For many brick and mortar retailers, showrooming was and continues to be akin to “stealing consulting services”. After all, the term describes the practice of prospective customers of researching products in brick and mortar stores and then purchasing them online.
Showrooming can rightly be referred to as a new and future-oriented retail model. The principle behind it: Customers are explicitly encouraged to examine and try out merchandise in a smaller setting. In this interview, Ayhan Yuruk, Founder and Managing Director of Showrooming GmbH, describes the great potential showrooming offers both brick and mortar businesses and online retailers.
Mr. Yuruk, are retailers still afraid of customers who visit their stores, research and test their products, but then purchase them online?
Yuruk: Showrooming is not a new phenomenon. What’s changed is the way customers do it. In the past, consumers also visited MediaMarkt, then went to Euronics or Saturn to compare prices. In the Age of the Internet, this process has become much easier. Now customers are able to compare many stores at the same time. The negative association developed because prices are not always transparent. This will soon be a thing of the past as brands and retailers monitor their prices more rigorously and do so not just in their own stores, but also online.
What’s more, showrooming is more than just price comparison shopping these days. In fact, showrooming is increasingly becoming an actual showroom. The reason behind this is that customers are frequently doing the reverse and first view products online and subsequently want to test them in-store. In this type of showroom, customers get inspired and are addressed on an emotional level. They are offered an experience. All of these factors then affect the purchasing decision, which actually more often takes place offline.
In 2017, Colliers predicted that a growing number of pure-play online retailers are opening physical stores as the rate of online sales growth looks set to slow and decline during the next few years. Is that really the main reason why more and more online retailers focus on a physical presence?
While it’s true that online sales are growing at a slower pace, online sales are nevertheless expected to account for about 15 percent of global retail sales by 2020. One reason why online retailers move into an offline setting is the cost structure in the densely populated online market. By now it has become very expensive to be the one brand that gets to the top in the search rankings. Another reason is that customers still don’t perceive online brands as real brands. Online retailers now want to make up for this by creating a personal customer touchpoint. Having said that, this is ultimately aimed at increasing online traffic. Oftentimes, a brick and mortar store is not another sales channel for online retailers but rather a marketing tool.
One of my favorite examples of this is Mr. Spex. The company has looked for partner optometrists and later even opened its own stores. Customers also get to experience the online customer journey in an offline setting. The goal is for the initial purchase to be made offline because this allows the company to reach customers who are not online. The second purchase should then be made online.
Is it retailers or brand-name retailers that actually take advantage of these types of showrooms?

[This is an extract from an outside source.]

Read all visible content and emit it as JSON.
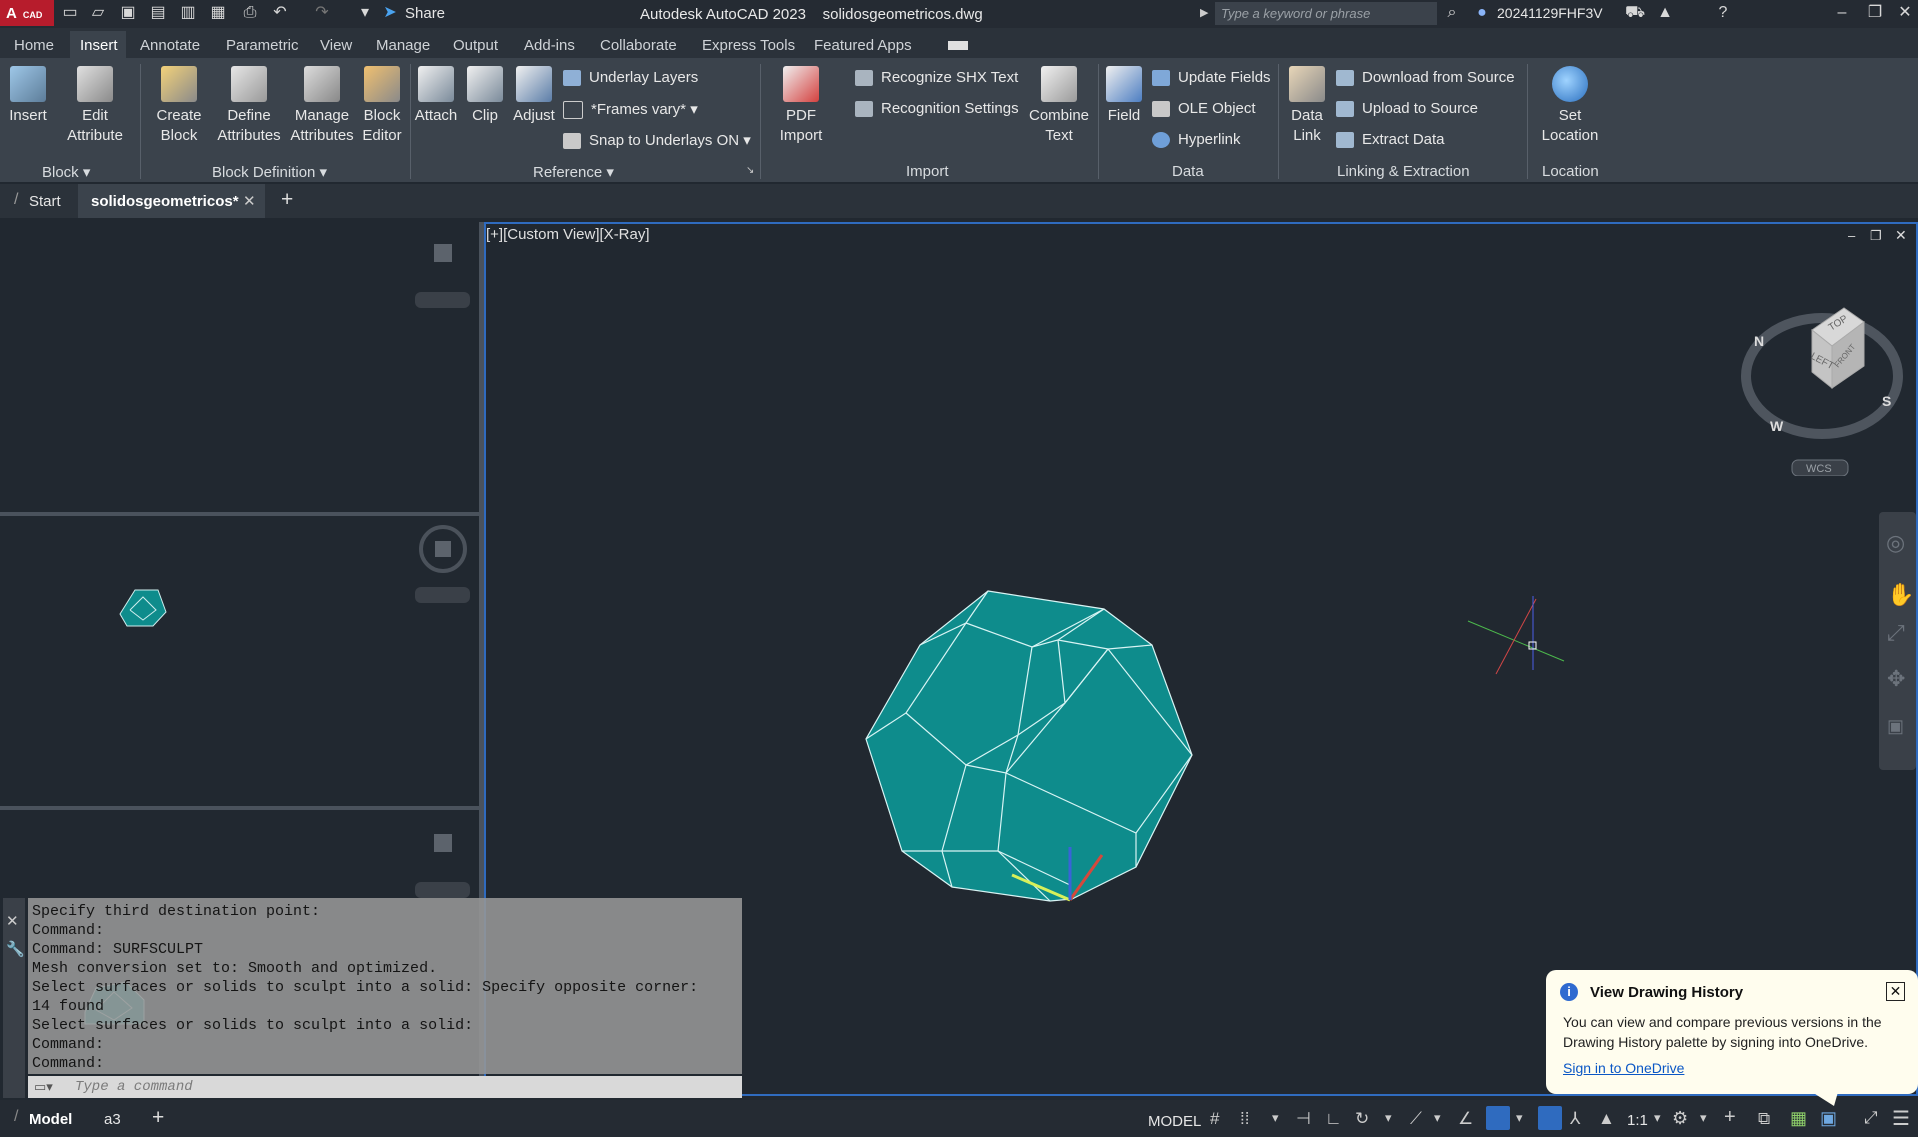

We launched Showrooming to guide online retailers and help them gain a foothold in the offline market. We currently receive more and more inquiries from brick and mortar retailers who want to find out how online retailers think. Sooner or later, brick and mortar brands or retailers will have to go online, which doesn’t actually mean that everyone must operate their own online store.
Another major trend is that department stores that used to feature eighty to ninety percent of pure sales area now focus on product display areas. What used to be window displays will soon account for half of the sales area – as product display areas. That doesn’t mean that you only set up platforms and mannequins. Things are happening in these highlighted areas because the setting and thus the customer experience keeps changing.
To create an effective showroom, does the strategy need to be “constantly changing and be interactive, exciting and emotional“?
Absolutely! There is no way around it. This change is all about experience and entertainment. The long-term focus must be switched towards this aspect. We always like to point out that stores, malls or shopping streets are in direct competition with Netflix and similar competitors because this is ultimately about the consumer’s time. He or she decides whether he spends his spare time in front of the television or whether she wants to visit an entertainment center, for example, where the actual shopping facet becomes secondary.
Showrooming no longer just means moving from online to offline settings. Online and offline channels must always be integrated and connected.
That’s right because these channels must not be separated. This would be the wrong thing to do because it is something the customer wants. In fact, the retail sector needs innovative technologies to create new ways to get to know customers better, to identify and meet their needs and simplify internal processes.
Triggers used in showrooms are points where customers have to register in some form or another for example. There won’t be many showrooms where customers leave without providing data. This enables retailers or brand-name retailers to follow up with customers later on and ensure that they purchase the products from their store when they search for these items online. Loyalty programs and services are becoming increasingly important to build customer loyalty and commitment to a brand or product.
That being said, technologies must not just be tailored to meet the respective industry needs, but they must also be close to and focus on the customer. Technologies have to run in the background as discreetly and undetected as possible because emotion and inspiration take center stage. Future retail success depends on it.
Author: Melanie Günther; EuroShop First published at iXtenso.com